Since December 2008, $9.32 billion has either been recovered or agreements reached to recover funds to return to BLMIS customers. This amount is more than 53 percent of the approximately $17.5 billion in principal estimated to have been lost by BLMIS customers who filed allowed claims. The Trustee's recovery of more than $9.32 billion has been made possible through advances provided by SIPC, which is funded by the securities industry. To date, SIPC has committed approximately $807 million to pay customer claims and over $718 million to fund the liquidation proceeding. No monies recovered by the Trustee have been used to pay any administrative expenses. All recoveries made by the Trustee benefit customers.
SIPC President Stephen Harbeck said: "Thanks to the significant Tremont Funds settlement, which allocated more than $1 billion to the BLMIS Customer Fund, and additional funds recovered by Trustee Picard and his team since last fall, additional distributions continue to be made in an effort to fully satisfy as many BLMIS allowed claims as possible. We applaud the hard work Trustee Picard has undertaken to recover monies and distribute them to customers at the failed BLMIS brokerage. His successful efforts have resulted in the ability to fully satisfy more than half of the BLMIS accounts with allowed claims, a significant achievement. SIPC is pleased to continue to facilitate the work of the Trustee to make possible the maximum recovery and return of funds to customers."
The Securities Investor Protection Corporation is the U.S. investor's first line of defense in the event of the failure of a brokerage firm owing customers cash and securities that are missing from customer accounts.
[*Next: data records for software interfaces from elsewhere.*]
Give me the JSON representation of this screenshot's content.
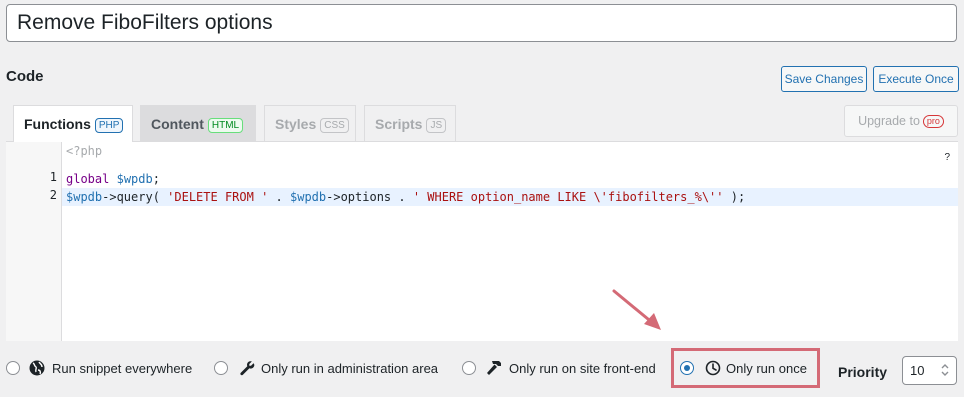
{
  "snippet": {
    "title": "Remove FiboFilters options"
  },
  "code_section": {
    "heading": "Code",
    "save_label": "Save Changes",
    "execute_label": "Execute Once",
    "upgrade_label": "Upgrade to",
    "upgrade_badge": "pro"
  },
  "tabs": [
    {
      "label": "Functions",
      "badge": "PHP",
      "state": "active"
    },
    {
      "label": "Content",
      "badge": "HTML",
      "state": "enabled"
    },
    {
      "label": "Styles",
      "badge": "CSS",
      "state": "disabled"
    },
    {
      "label": "Scripts",
      "badge": "JS",
      "state": "disabled"
    }
  ],
  "editor": {
    "php_open_tag": "<?php",
    "help_icon_text": "?",
    "lines": [
      {
        "number": "1"
      },
      {
        "number": "2"
      }
    ],
    "tokens": {
      "l1_kw": "global",
      "l1_var": "$wpdb",
      "l1_end": ";",
      "l2_var1": "$wpdb",
      "l2_call": "->query( ",
      "l2_str1": "'DELETE FROM '",
      "l2_dot1": " . ",
      "l2_var2": "$wpdb",
      "l2_prop": "->options . ",
      "l2_str2": "' WHERE option_name LIKE \\'fibofilters_%\\''",
      "l2_end": " );"
    }
  },
  "scope": {
    "options": [
      {
        "label": "Run snippet everywhere",
        "icon": "globe-icon",
        "checked": false
      },
      {
        "label": "Only run in administration area",
        "icon": "wrench-icon",
        "checked": false
      },
      {
        "label": "Only run on site front-end",
        "icon": "hammer-icon",
        "checked": false
      },
      {
        "label": "Only run once",
        "icon": "clock-icon",
        "checked": true
      }
    ],
    "highlight_color": "#d46a76"
  },
  "priority": {
    "label": "Priority",
    "value": "10"
  },
  "colors": {
    "accent": "#2271b1",
    "annotation": "#d46a76"
  }
}
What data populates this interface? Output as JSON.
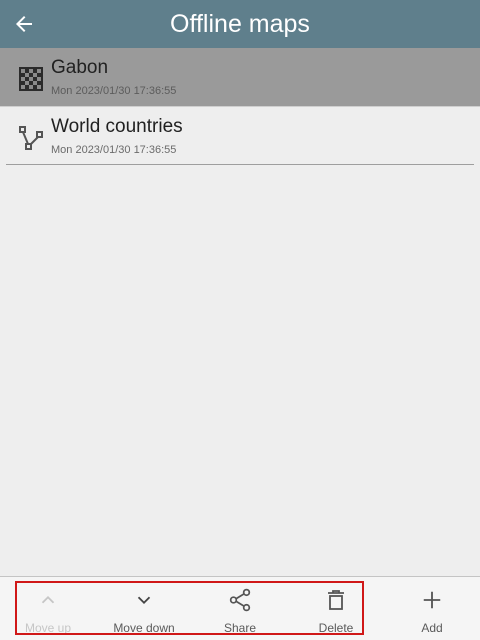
{
  "appbar": {
    "title": "Offline maps",
    "back_icon": "arrow-left-icon"
  },
  "maps": [
    {
      "name": "Gabon",
      "date": "Mon 2023/01/30 17:36:55",
      "icon": "checkerboard-icon",
      "selected": true
    },
    {
      "name": "World countries",
      "date": "Mon 2023/01/30 17:36:55",
      "icon": "vector-icon",
      "selected": false
    }
  ],
  "toolbar": {
    "move_up": {
      "label": "Move up",
      "icon": "chevron-up-icon",
      "enabled": false
    },
    "move_down": {
      "label": "Move down",
      "icon": "chevron-down-icon",
      "enabled": true
    },
    "share": {
      "label": "Share",
      "icon": "share-icon",
      "enabled": true
    },
    "delete": {
      "label": "Delete",
      "icon": "trash-icon",
      "enabled": true
    },
    "add": {
      "label": "Add",
      "icon": "plus-icon",
      "enabled": true
    }
  },
  "colors": {
    "appbar": "#5f7f8c",
    "selected_row": "#9a9a9a",
    "background": "#eeeeee",
    "highlight_box": "#d01818"
  }
}
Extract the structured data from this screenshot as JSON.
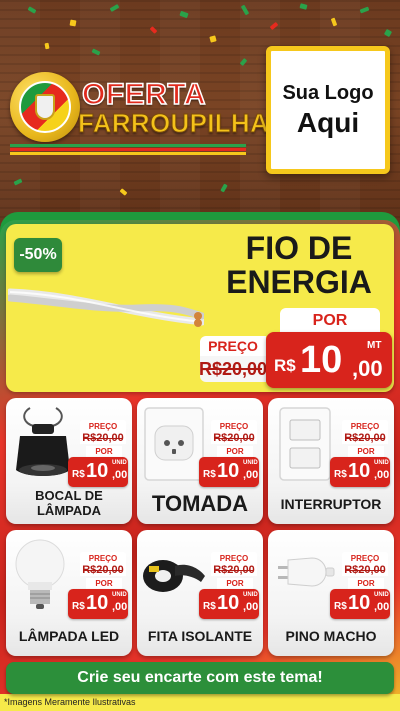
{
  "header": {
    "title_line1": "OFERTA",
    "title_line2": "FARROUPILHA",
    "logo_placeholder_line1": "Sua Logo",
    "logo_placeholder_line2": "Aqui"
  },
  "featured": {
    "discount": "-50%",
    "title_line1": "FIO DE",
    "title_line2": "ENERGIA",
    "por_label": "POR",
    "preco_label": "PREÇO",
    "old_price": "R$20,00",
    "currency": "R$",
    "price_int": "10",
    "price_dec": ",00",
    "unit": "MT"
  },
  "products": [
    {
      "name": "BOCAL DE LÂMPADA",
      "preco_label": "PREÇO",
      "old_price": "R$20,00",
      "por_label": "POR",
      "currency": "R$",
      "price_int": "10",
      "price_dec": ",00",
      "unit": "UNID",
      "icon": "lamp-socket-icon"
    },
    {
      "name": "TOMADA",
      "preco_label": "PREÇO",
      "old_price": "R$20,00",
      "por_label": "POR",
      "currency": "R$",
      "price_int": "10",
      "price_dec": ",00",
      "unit": "UNID",
      "icon": "outlet-icon"
    },
    {
      "name": "INTERRUPTOR",
      "preco_label": "PREÇO",
      "old_price": "R$20,00",
      "por_label": "POR",
      "currency": "R$",
      "price_int": "10",
      "price_dec": ",00",
      "unit": "UNID",
      "icon": "switch-icon"
    },
    {
      "name": "LÂMPADA LED",
      "preco_label": "PREÇO",
      "old_price": "R$20,00",
      "por_label": "POR",
      "currency": "R$",
      "price_int": "10",
      "price_dec": ",00",
      "unit": "UNID",
      "icon": "led-bulb-icon"
    },
    {
      "name": "FITA ISOLANTE",
      "preco_label": "PREÇO",
      "old_price": "R$20,00",
      "por_label": "POR",
      "currency": "R$",
      "price_int": "10",
      "price_dec": ",00",
      "unit": "UNID",
      "icon": "tape-icon"
    },
    {
      "name": "PINO MACHO",
      "preco_label": "PREÇO",
      "old_price": "R$20,00",
      "por_label": "POR",
      "currency": "R$",
      "price_int": "10",
      "price_dec": ",00",
      "unit": "UNID",
      "icon": "plug-icon"
    }
  ],
  "cta": {
    "label": "Crie seu encarte com este tema!"
  },
  "footer": {
    "disclaimer": "*Imagens Meramente Ilustrativas"
  },
  "colors": {
    "green": "#2c8f3a",
    "red": "#d8241c",
    "yellow": "#f6ea4a",
    "wood": "#6b3a1f"
  }
}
SIPC either acts as trustee or works with an independent court-appointed trustee in a brokerage insolvency case to recover funds.
The statute that created SIPC provides that customers of a failed brokerage firm receive all non-negotiable securities - such as stocks or bonds -- that are already registered in their names or in the process of being registered. At the same time, funds from the SIPC reserve are available to satisfy the remaining claims for customer cash and/or securities held in custody with the broker for up to a maximum of $500,000 per customer. This figure includes a maximum of $250,000 on claims for cash. From the time Congress created it in 1970 through December 2011, SIPC has advanced $ 1.8 billion in order to make possible the recovery of $ 117.5 billion in assets for an estimated 767,000 investors.
SIVG reserves the right to delete comments that are off-topic or offensive. Excessively long comments may be moderated as well. SIVG cannot facilitate requests to remove comments or explain individual moderation decisions. The comments posted here, express only the views of their authors and not the administrators/moderators from SIVG; for that reason SIVG won't be held responsible for those contents
Showing 1 comments...
|Joachin wrote on May 11, 2013 at 21:13|
The Stanford case is surrounded by incompetent and corrupted people who could not distribute any cent
to the innocent victims. What would have happened if the SIPC were involved in the case of Stanford?
I always believed that the SIPC coverage would help everybody because the SIPC would liquidate Stanford as well as Irving H. Picard has done in the Madoff case.
Sadly some ignorant people cannot see more than their noses.